Anonymous stole a large amount of user names and passwords, in addition to some 60,000 credit card records, after exploiting vulnerabilities to reach Stratfor’s servers. At the time, Anonymous said it would use the credit cards to make charitable donations — money that would obviously never see the hands of the needy. One VentureBeat tipster claimed Anonymous actually charged $300 worth of hooded sweatshirts to an account.
The damages may still be growing, however. The FBI explained that the $700,000 figure did not include any charges on credit card records that have not yet been reviewed.
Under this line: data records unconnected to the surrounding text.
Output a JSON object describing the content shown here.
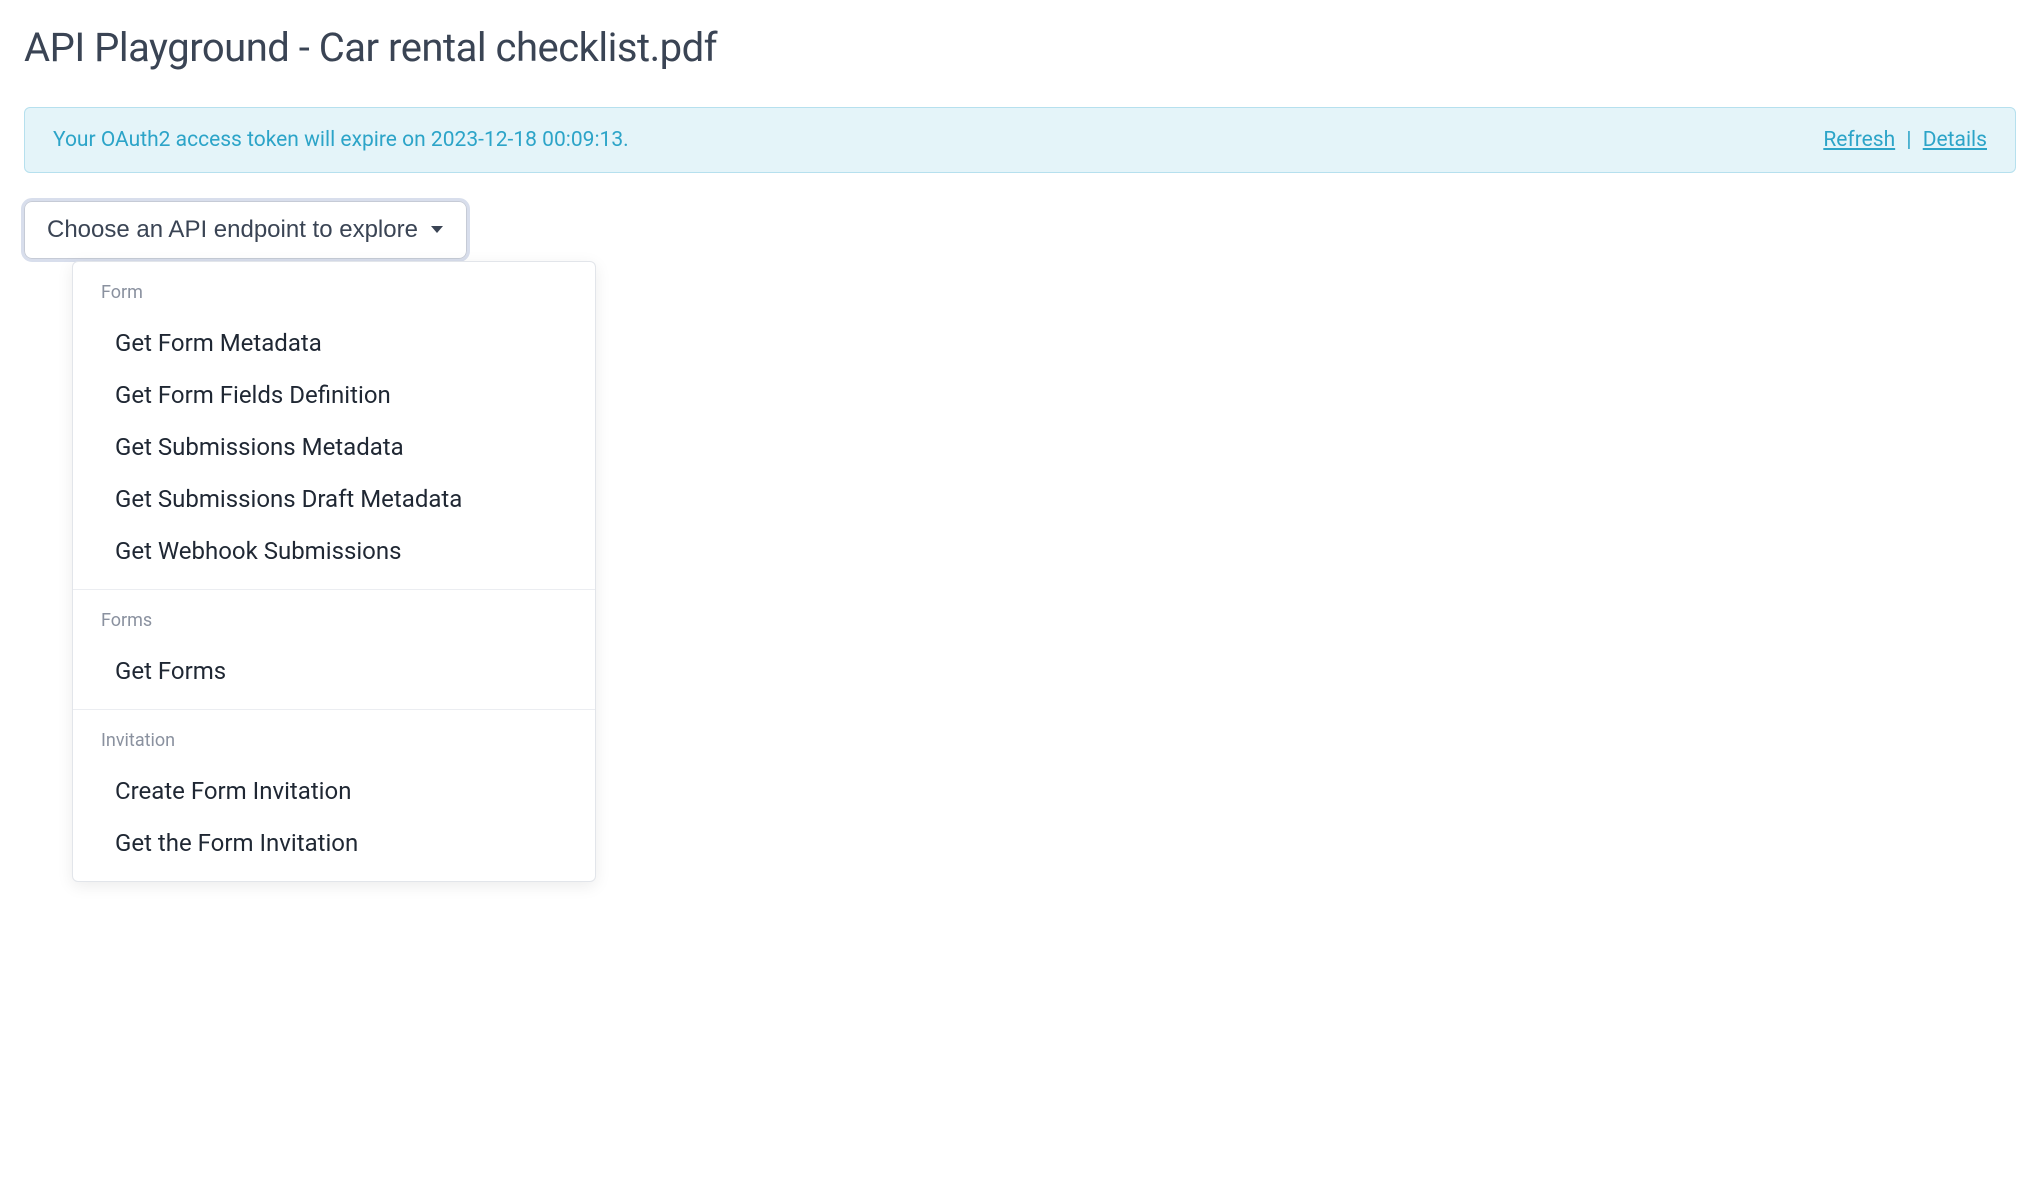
{
  "page": {
    "title": "API Playground - Car rental checklist.pdf"
  },
  "alert": {
    "message": "Your OAuth2 access token will expire on 2023-12-18 00:09:13.",
    "refresh_label": "Refresh",
    "separator": "|",
    "details_label": "Details"
  },
  "dropdown": {
    "button_label": "Choose an API endpoint to explore",
    "groups": [
      {
        "header": "Form",
        "items": [
          "Get Form Metadata",
          "Get Form Fields Definition",
          "Get Submissions Metadata",
          "Get Submissions Draft Metadata",
          "Get Webhook Submissions"
        ]
      },
      {
        "header": "Forms",
        "items": [
          "Get Forms"
        ]
      },
      {
        "header": "Invitation",
        "items": [
          "Create Form Invitation",
          "Get the Form Invitation"
        ]
      }
    ]
  }
}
The number Patel offered the judge only referenced records reviewed between December 6 and early February.
In addition to the credit card numbers and other personally identifiable information, Anonymous also stole emails from Stratfor executives, including chief executive George Friedman. These emails were subsequently fed to Wikileaks which, with participation from a number of publications around the world, began publishing the emails in late February. Some emails held what Wikileaks considered damning information, including odd nicknames such as “Hizzies” for members of Hezbollah and “Adogg” for referencing Iran president Mahmoud Ahmadinejad.

'Anonymous' abortion service hacker pleads guilty


A West Midlands man who hacked into and defaced the website of the UK's largest abortion service has pleaded guilty to two offences under the Computer Misuse Act.

James Jeffery, who used the handle 'Pablo Escobar', hacked the British Pregnancy Advisory Service (BPAS) on Thursday. He defaced the front page with an anti-abortion message and the Anonymous logo, and took details of people who had visited the site looking for advice.

The defaced BPAS website, shown in an image uploaded by the hacker
The 27-year-old pleaded guilty to two counts at Westminster Magistrates' Court on Saturday — one count related to hacking the BPAS web server, and the other to taking the personal data from a contacts database.

According to a report in The Guardian, Jeffery took around 10,000 records of women who had registered with the site. He had boasted on Twitter that he would publish the records, but told the court that he changed his mind as doing so would be "wrong".

It appears the records included names and email addresses, but BPAS said that the identity of women receiving treatment remained safe.

Jeffery also identified vulnerabilities in the websites of the FBI, CIA and houses of parliament, the report stated.

The hacker claimed affiliation with Anonymous, but there has so far been no suggestion that anyone else from the collective had anything to do with the BPAS hack.

Jeffery will be sentenced at a later date.

Rome- Hacker gang Anonymous targets Vatican again

Credits to 

(AGI) Rome- The Holy See is being targeted by hackers from the gang Anonymous once again. Just days after a first attack which generated several problems for the official website, the hackers are back on the rampage. "It pains us to tell you that your systems are less safe than you would like to believe because, while the media furore focused on the blackout, we took the liberty of penetrating your system a little". The main target of the new strike is Vatican Radio: "it is now a renowned fact that you use equipment whose transmission strength exceeds legal limits by far, and the correlation between exposure to high-intensity electromagnetic emissions and serious illnesses such as leukemia, cancer and others is also a sad and proven fact. Many citizens unlucky enough to live within range of your repeaters have tried to undertake legal proceedings in light of their declining health conditions. Anonymous cannot tolerate these crimes, which continue to go unpunished, and would like to remind you that you are 'guests' on Italian soil." In the past days there has been a surge in attacks at the hands of the group, often targeting the websites of the police, carabinieri, Interior Ministry, government, Trenitalia and, yesterday, Equitalia. . .

Symantec is unmoved by Norton Anti Virus source release

by Dave neal

SECURITY FIRM Symantec was expecting hacker group Anonymous to release the source code for its 2006 Norton Anti Virus product.